• _Problem requirements_
I'd like the data beneath this line reproduced exactly, without any of its images.

****************************************

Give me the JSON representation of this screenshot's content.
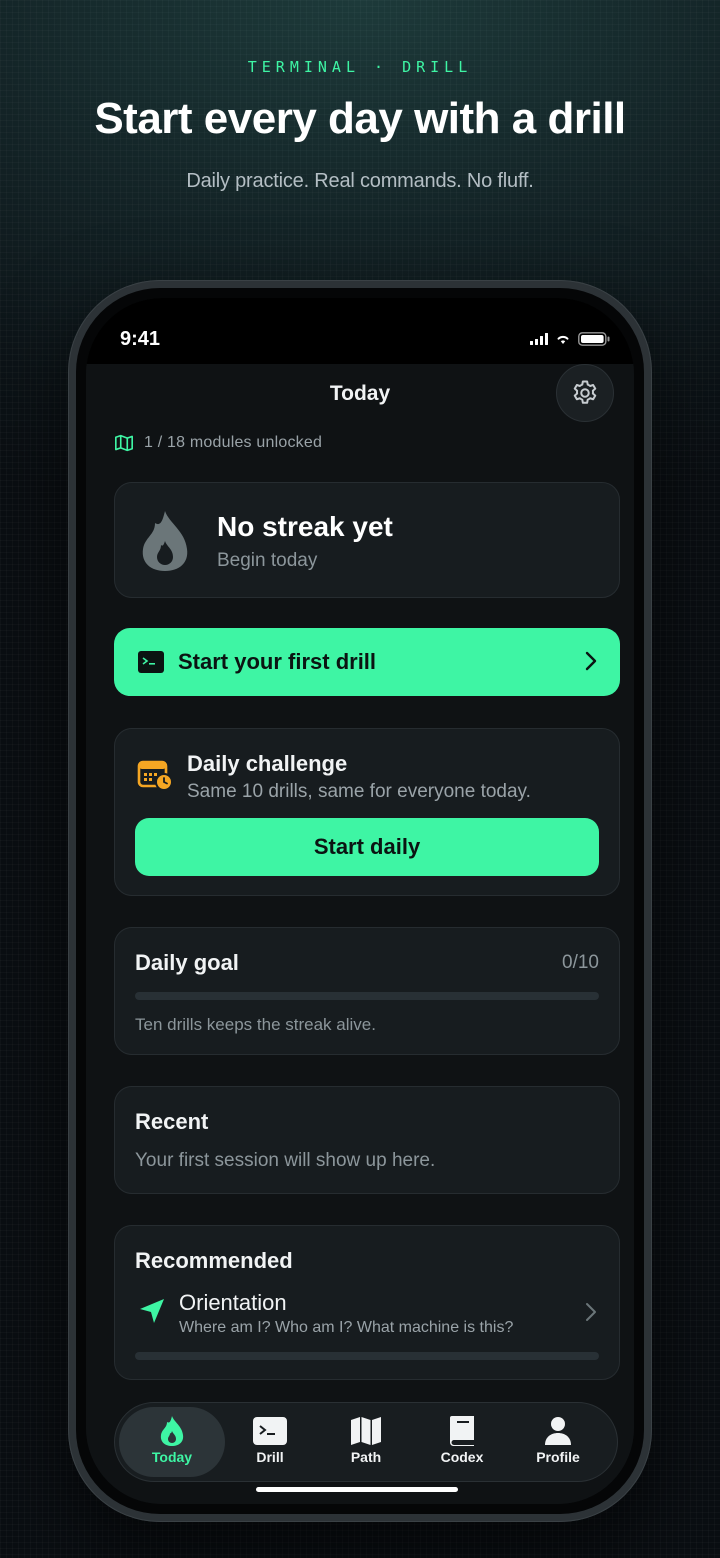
{
  "hero": {
    "eyebrow": "TERMINAL · DRILL",
    "headline": "Start every day with a drill",
    "subline": "Daily practice. Real commands. No fluff."
  },
  "status_bar": {
    "time": "9:41"
  },
  "header": {
    "title": "Today",
    "settings_icon": "gear-icon"
  },
  "modules": {
    "icon": "map-icon",
    "text": "1 / 18 modules unlocked"
  },
  "streak": {
    "icon": "flame-icon",
    "title": "No streak yet",
    "subtitle": "Begin today"
  },
  "start_first": {
    "icon": "terminal-icon",
    "label": "Start your first drill"
  },
  "daily_challenge": {
    "icon": "calendar-clock-icon",
    "title": "Daily challenge",
    "subtitle": "Same 10 drills, same for everyone today.",
    "button_label": "Start daily"
  },
  "daily_goal": {
    "title": "Daily goal",
    "count": "0/10",
    "progress": 0,
    "note": "Ten drills keeps the streak alive."
  },
  "recent": {
    "title": "Recent",
    "note": "Your first session will show up here."
  },
  "recommended": {
    "title": "Recommended",
    "item": {
      "icon": "navigation-arrow-icon",
      "name": "Orientation",
      "description": "Where am I? Who am I? What machine is this?",
      "progress": 0
    }
  },
  "tabs": [
    {
      "label": "Today",
      "icon": "flame-icon",
      "active": true
    },
    {
      "label": "Drill",
      "icon": "terminal-icon",
      "active": false
    },
    {
      "label": "Path",
      "icon": "map-icon",
      "active": false
    },
    {
      "label": "Codex",
      "icon": "book-icon",
      "active": false
    },
    {
      "label": "Profile",
      "icon": "person-icon",
      "active": false
    }
  ],
  "colors": {
    "accent": "#3ef5a4",
    "card": "#171c1f",
    "background": "#0f1214",
    "calendar_orange": "#f5a623"
  }
}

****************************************

• _Exercise result_
Give me the JSON representation of this screenshot's content.
{
  "hero": {
    "eyebrow": "TERMINAL · DRILL",
    "headline": "Start every day with a drill",
    "subline": "Daily practice. Real commands. No fluff."
  },
  "status_bar": {
    "time": "9:41"
  },
  "header": {
    "title": "Today",
    "settings_icon": "gear-icon"
  },
  "modules": {
    "icon": "map-icon",
    "text": "1 / 18 modules unlocked"
  },
  "streak": {
    "icon": "flame-icon",
    "title": "No streak yet",
    "subtitle": "Begin today"
  },
  "start_first": {
    "icon": "terminal-icon",
    "label": "Start your first drill"
  },
  "daily_challenge": {
    "icon": "calendar-clock-icon",
    "title": "Daily challenge",
    "subtitle": "Same 10 drills, same for everyone today.",
    "button_label": "Start daily"
  },
  "daily_goal": {
    "title": "Daily goal",
    "count": "0/10",
    "progress": 0,
    "note": "Ten drills keeps the streak alive."
  },
  "recent": {
    "title": "Recent",
    "note": "Your first session will show up here."
  },
  "recommended": {
    "title": "Recommended",
    "item": {
      "icon": "navigation-arrow-icon",
      "name": "Orientation",
      "description": "Where am I? Who am I? What machine is this?",
      "progress": 0
    }
  },
  "tabs": [
    {
      "label": "Today",
      "icon": "flame-icon",
      "active": true
    },
    {
      "label": "Drill",
      "icon": "terminal-icon",
      "active": false
    },
    {
      "label": "Path",
      "icon": "map-icon",
      "active": false
    },
    {
      "label": "Codex",
      "icon": "book-icon",
      "active": false
    },
    {
      "label": "Profile",
      "icon": "person-icon",
      "active": false
    }
  ],
  "colors": {
    "accent": "#3ef5a4",
    "card": "#171c1f",
    "background": "#0f1214",
    "calendar_orange": "#f5a623"
  }
}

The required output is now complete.